(AVAILABLE DATA Opens)

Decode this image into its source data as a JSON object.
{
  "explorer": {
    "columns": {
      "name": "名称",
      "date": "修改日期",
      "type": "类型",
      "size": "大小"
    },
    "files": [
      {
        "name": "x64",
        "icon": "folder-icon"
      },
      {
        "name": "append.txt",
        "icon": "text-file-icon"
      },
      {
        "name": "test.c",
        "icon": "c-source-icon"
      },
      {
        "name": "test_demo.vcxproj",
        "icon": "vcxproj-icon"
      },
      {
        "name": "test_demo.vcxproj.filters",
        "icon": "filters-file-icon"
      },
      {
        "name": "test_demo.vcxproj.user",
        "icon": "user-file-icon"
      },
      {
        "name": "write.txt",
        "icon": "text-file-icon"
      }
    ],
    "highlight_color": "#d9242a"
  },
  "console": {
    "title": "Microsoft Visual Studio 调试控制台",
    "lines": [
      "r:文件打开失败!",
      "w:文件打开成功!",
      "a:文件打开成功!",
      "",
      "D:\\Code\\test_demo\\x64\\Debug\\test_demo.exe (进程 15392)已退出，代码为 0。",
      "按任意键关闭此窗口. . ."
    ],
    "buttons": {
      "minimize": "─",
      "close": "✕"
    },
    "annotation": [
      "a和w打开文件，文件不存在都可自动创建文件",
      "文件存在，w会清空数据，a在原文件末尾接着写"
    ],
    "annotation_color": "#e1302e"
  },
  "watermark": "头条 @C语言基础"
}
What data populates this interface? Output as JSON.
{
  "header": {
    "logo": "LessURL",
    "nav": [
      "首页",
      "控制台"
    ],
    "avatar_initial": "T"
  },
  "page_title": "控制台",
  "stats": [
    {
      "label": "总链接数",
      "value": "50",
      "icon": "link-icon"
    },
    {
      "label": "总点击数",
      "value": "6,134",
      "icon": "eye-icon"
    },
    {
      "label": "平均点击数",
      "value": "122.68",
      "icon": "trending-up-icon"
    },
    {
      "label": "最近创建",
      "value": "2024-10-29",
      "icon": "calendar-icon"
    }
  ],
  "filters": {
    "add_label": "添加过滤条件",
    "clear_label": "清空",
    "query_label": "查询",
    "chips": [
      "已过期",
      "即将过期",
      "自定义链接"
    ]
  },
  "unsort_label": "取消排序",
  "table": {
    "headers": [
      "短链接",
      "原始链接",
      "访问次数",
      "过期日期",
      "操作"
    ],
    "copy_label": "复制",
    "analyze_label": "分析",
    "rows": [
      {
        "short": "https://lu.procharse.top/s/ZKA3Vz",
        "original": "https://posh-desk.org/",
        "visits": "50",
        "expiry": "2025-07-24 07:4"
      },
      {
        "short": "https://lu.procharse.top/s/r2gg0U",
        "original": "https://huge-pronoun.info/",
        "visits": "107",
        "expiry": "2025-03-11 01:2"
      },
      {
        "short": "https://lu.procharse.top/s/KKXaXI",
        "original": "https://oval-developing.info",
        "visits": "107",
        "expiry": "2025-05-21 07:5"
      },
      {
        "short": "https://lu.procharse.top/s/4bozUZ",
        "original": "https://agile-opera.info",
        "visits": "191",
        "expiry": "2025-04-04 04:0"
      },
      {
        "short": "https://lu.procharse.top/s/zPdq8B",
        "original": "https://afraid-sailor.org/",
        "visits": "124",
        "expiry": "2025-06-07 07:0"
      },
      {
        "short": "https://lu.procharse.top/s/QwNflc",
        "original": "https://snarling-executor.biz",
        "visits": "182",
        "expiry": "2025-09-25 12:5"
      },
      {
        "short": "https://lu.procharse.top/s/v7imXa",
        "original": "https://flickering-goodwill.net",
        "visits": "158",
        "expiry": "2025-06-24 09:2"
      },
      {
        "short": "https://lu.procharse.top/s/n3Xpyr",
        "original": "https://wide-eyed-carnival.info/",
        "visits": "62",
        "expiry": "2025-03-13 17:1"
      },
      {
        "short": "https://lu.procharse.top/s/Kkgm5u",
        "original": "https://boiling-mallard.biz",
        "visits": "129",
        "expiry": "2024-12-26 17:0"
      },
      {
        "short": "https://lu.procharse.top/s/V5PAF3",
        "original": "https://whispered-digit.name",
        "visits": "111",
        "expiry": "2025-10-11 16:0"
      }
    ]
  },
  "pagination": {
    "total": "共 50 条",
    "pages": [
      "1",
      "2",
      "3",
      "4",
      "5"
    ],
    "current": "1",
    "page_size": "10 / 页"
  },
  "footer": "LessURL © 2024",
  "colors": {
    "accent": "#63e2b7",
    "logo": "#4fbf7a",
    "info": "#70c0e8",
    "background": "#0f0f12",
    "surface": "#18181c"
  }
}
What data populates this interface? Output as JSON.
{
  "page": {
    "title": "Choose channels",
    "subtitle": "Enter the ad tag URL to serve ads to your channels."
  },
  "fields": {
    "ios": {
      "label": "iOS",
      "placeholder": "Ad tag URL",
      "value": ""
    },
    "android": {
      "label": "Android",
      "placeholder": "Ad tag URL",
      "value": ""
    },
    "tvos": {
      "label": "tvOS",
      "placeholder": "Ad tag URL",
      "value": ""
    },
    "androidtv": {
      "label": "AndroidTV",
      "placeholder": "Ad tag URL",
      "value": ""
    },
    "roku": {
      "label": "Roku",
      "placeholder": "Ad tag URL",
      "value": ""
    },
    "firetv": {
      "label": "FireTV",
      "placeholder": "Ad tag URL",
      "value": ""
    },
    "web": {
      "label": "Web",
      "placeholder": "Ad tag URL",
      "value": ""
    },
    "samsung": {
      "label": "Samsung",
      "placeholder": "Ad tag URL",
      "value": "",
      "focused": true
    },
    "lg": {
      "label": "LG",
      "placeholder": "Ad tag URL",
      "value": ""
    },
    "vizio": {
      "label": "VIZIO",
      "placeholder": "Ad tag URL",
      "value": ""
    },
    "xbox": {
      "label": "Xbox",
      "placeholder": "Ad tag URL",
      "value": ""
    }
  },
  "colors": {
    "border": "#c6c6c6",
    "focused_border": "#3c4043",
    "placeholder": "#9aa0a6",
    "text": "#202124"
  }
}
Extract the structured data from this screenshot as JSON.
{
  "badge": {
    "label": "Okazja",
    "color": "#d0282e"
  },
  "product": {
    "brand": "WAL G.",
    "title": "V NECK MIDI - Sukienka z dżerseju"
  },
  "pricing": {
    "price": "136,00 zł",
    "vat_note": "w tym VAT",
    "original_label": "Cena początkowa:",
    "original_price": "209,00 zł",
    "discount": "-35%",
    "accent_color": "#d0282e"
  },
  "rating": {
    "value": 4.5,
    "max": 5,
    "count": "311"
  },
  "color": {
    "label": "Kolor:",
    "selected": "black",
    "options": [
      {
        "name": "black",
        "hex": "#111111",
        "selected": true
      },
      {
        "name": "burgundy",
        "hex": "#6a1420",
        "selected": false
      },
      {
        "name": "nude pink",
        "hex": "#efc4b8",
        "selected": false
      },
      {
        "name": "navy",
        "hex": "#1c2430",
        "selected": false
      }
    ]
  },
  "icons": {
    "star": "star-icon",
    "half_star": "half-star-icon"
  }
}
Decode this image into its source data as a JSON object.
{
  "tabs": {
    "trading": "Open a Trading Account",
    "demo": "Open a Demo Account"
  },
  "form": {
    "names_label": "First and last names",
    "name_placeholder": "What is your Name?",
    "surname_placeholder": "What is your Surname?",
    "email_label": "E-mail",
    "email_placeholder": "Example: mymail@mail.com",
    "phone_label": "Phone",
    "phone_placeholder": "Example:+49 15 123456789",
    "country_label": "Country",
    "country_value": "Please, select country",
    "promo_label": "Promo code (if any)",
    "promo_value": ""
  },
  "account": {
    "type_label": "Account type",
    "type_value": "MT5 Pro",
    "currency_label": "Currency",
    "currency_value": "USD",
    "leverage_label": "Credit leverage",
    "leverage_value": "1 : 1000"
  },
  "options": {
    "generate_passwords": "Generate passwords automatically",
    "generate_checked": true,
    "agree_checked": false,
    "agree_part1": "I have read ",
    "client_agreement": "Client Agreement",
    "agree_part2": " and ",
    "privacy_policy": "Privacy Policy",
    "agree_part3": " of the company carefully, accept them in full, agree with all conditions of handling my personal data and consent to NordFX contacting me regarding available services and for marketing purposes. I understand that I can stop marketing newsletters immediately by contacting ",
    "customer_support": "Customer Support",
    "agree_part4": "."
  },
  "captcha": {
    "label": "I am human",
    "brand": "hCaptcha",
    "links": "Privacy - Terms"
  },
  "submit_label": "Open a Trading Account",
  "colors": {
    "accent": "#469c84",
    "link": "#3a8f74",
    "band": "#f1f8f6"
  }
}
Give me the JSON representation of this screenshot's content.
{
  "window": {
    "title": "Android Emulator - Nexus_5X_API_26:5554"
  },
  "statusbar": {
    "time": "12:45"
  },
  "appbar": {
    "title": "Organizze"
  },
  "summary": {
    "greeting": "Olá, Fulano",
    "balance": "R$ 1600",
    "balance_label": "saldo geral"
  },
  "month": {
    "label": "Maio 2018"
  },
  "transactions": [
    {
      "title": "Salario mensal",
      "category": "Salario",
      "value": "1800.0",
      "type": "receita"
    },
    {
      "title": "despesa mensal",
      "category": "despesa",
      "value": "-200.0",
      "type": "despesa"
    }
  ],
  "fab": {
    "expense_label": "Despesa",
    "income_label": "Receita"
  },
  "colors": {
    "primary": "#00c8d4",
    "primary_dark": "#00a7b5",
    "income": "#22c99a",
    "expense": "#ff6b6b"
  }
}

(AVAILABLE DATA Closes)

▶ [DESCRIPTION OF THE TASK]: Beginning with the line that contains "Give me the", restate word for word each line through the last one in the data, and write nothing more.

▶ [RESPONSE AREA]:
Give me the JSON representation of this screenshot's content.
{
  "window": {
    "title": "Android Emulator - Nexus_5X_API_26:5554"
  },
  "statusbar": {
    "time": "12:45"
  },
  "appbar": {
    "title": "Organizze"
  },
  "summary": {
    "greeting": "Olá, Fulano",
    "balance": "R$ 1600",
    "balance_label": "saldo geral"
  },
  "month": {
    "label": "Maio 2018"
  },
  "transactions": [
    {
      "title": "Salario mensal",
      "category": "Salario",
      "value": "1800.0",
      "type": "receita"
    },
    {
      "title": "despesa mensal",
      "category": "despesa",
      "value": "-200.0",
      "type": "despesa"
    }
  ],
  "fab": {
    "expense_label": "Despesa",
    "income_label": "Receita"
  },
  "colors": {
    "primary": "#00c8d4",
    "primary_dark": "#00a7b5",
    "income": "#22c99a",
    "expense": "#ff6b6b"
  }
}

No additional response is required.